CHARLESTON, W.Va. — A simple rule of thumb has emerged through years of keeping an eye on the goings-on at the West Virginia Secondary School Activities Commission.
The rule states: never get riled up about any vote until it hits the state board of education.
When the SSAC in April approved a measure to extend the out-of-season practice period to include the entire summer with the exception of the first week of July, there were opinions aplenty regarding what it could do for West Virginia prep athletes.
The state BOE said no to the proposal Wednesday, at least in a sense. The board opted not to place the issue on its agenda for the upcoming 30-day comment period, which means that it won’t be brought up again at that level for another year. As it was, the proposal would have taken effect for the 2015-16 school year, so if some version of the policy does eventually find its way onto the BOE agenda it will likely not be implemented until 2016-17.
The response was quick and mostly negative toward the board members, at least among the prep sports community, but a good bit of that angst is somewhat misguided. Most of that conversation centered on college recruiting. The argument stated that if West Virginia kids just had more practice time they would be more likely to receive the respect they deserve in the form of increased scholarship offers from larger colleges and universities across the country.

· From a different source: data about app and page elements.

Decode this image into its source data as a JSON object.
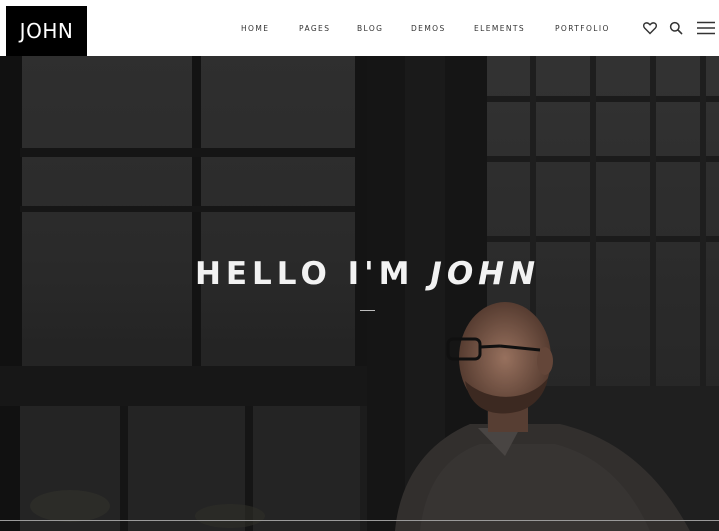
{
  "brand": {
    "logo_text": "JOHN"
  },
  "nav": {
    "items": [
      {
        "label": "HOME"
      },
      {
        "label": "PAGES"
      },
      {
        "label": "BLOG"
      },
      {
        "label": "DEMOS"
      },
      {
        "label": "ELEMENTS"
      },
      {
        "label": "PORTFOLIO"
      }
    ],
    "icons": [
      "heart-icon",
      "search-icon",
      "menu-icon"
    ]
  },
  "hero": {
    "title_prefix": "HELLO I'M ",
    "title_name": "JOHN"
  },
  "colors": {
    "header_bg": "#ffffff",
    "logo_bg": "#000000",
    "hero_text": "#f2f2f2"
  }
}
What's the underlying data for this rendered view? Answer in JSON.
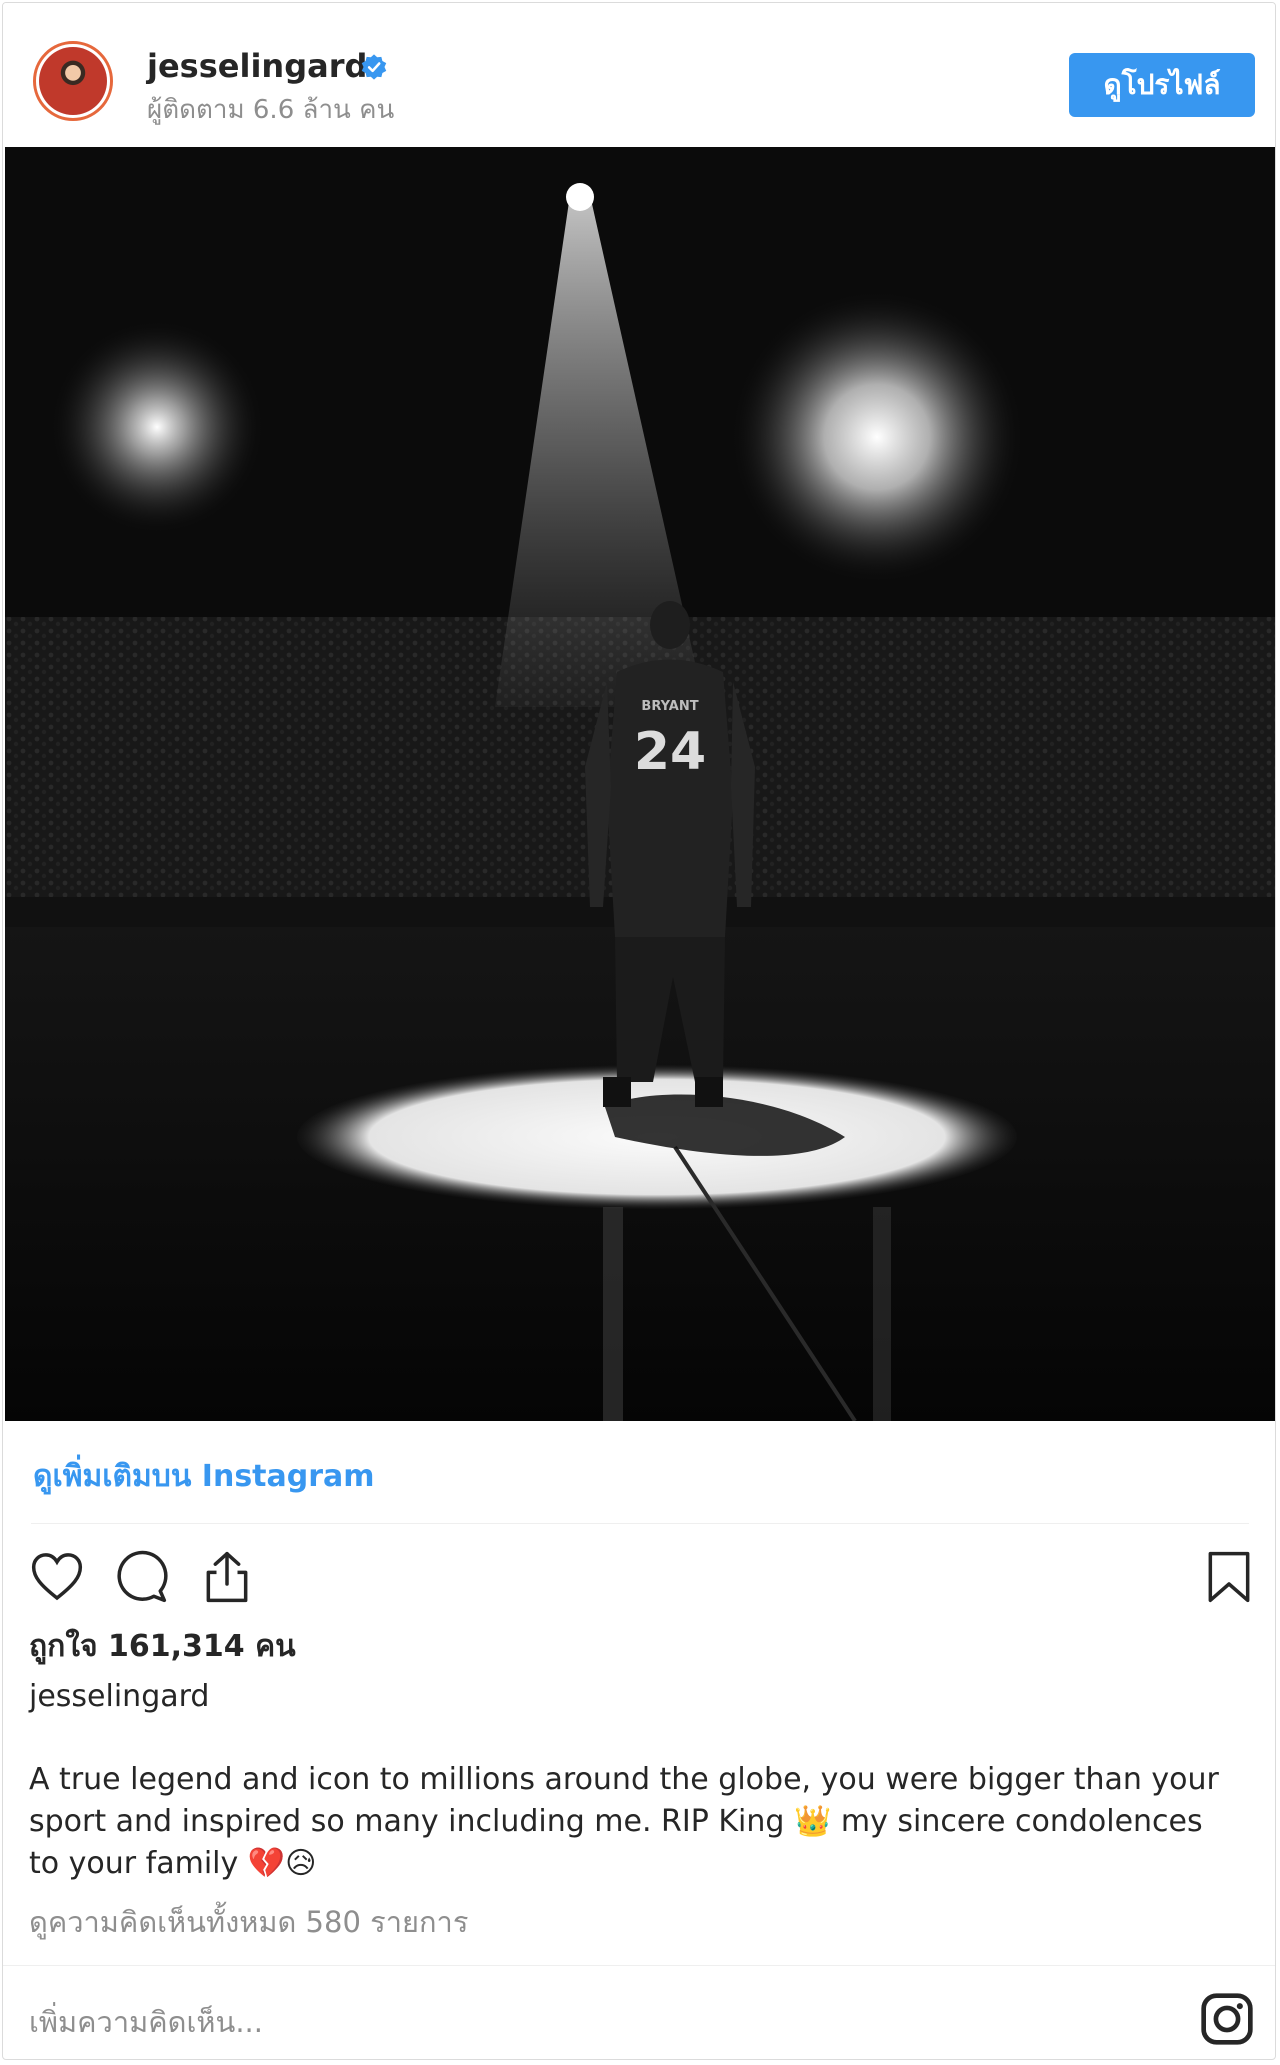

Here’s a simple response to that mindset: five more weeks of practice during the summer isn’t going to turn the average prep football player into Aaron Dobson or Ryan Switzer. They won’t transform a basketball player into Pierria Henry or Chase Fisher or Renee Montgomery or Mychal Johnson.
Unfortunately, this is a fantasy that so many parents operate under when assessing their own child’s athletic ability and potential, and this fantasy is carried over into adulthood by a multitude of players who were never offered that elusive scholarship and felt wronged by someone as a result.
The aforementioned athletes are gifted individuals. They didn’t reach the levels of success they have attained by spending more time with their high school teams in the summer. It was a combination of work ethic, time spent as individuals to improve their station and good genes.
Not every student-athlete is a college prospect, and taking away that much more of a kid’s already limited-by-sports summer is not going to transform them into one.
What was of more interest in quietly watching this quasi-drama unfold was how, if at all, it would affect education in West Virginia as a whole. It would seem that giving extra-curricular activities a year-round calendar would be an ample launching pad for turning the actual school year into a 12-month affair.
It doesn’t take much more than a connect-the-dots pattern to hear administrators debating this possibility: “Well, they’re on campus all year for sports already, why not use those days to actually impart some knowledge to the kids, raise test scores and improve funding for our schools in the process while we’re at it?”
And the next thing you know, many — if not most — of those who thought 12-month athletic training was a great, almost no-brainer of an idea would be suddenly bemoaning their inability to schedule a vacation during the summer, or claiming that their kids are too overworked as it is.
Books get your kids into and through college. The reliance on athletics to do so is a mistake. If year-round athletic training and practices are what are desired, elongate the school year first then talk about lengthening the periods in which coaches can work with their student-athletes.
There are other elements of this that also haven’t been discussed as much. How many coaches were fond of this idea, and would the payment stipend for coaches increase with the amount of time they would be asked to give to student-athletes?
Furthermore, how many programs in the state would make use of the extra time allotment, and to what extent? While it has been argued that the measure would improve West Virginia’s competitive abilities against neighboring states — and that might be true, though it’s hard to see how that should be a driving force in decision making — it would certainly increase the disparity between programs within the state.
It’s this simple, it’s easier to gather a team of student-athletes for practice in a comparatively urban area such as Charleston, Huntington, Martinsburg, Morgantown, etc., than it is to get the team together every day at school like Buckhannon-Upshur, Hampshire, Preston or in any of the 20 single-school counties in the state.
It would truly be a “rich getting richer” scenario, and the BOE did right by not allowing it to go through as it is, whether preps sports fans want to immediately recognize it or not.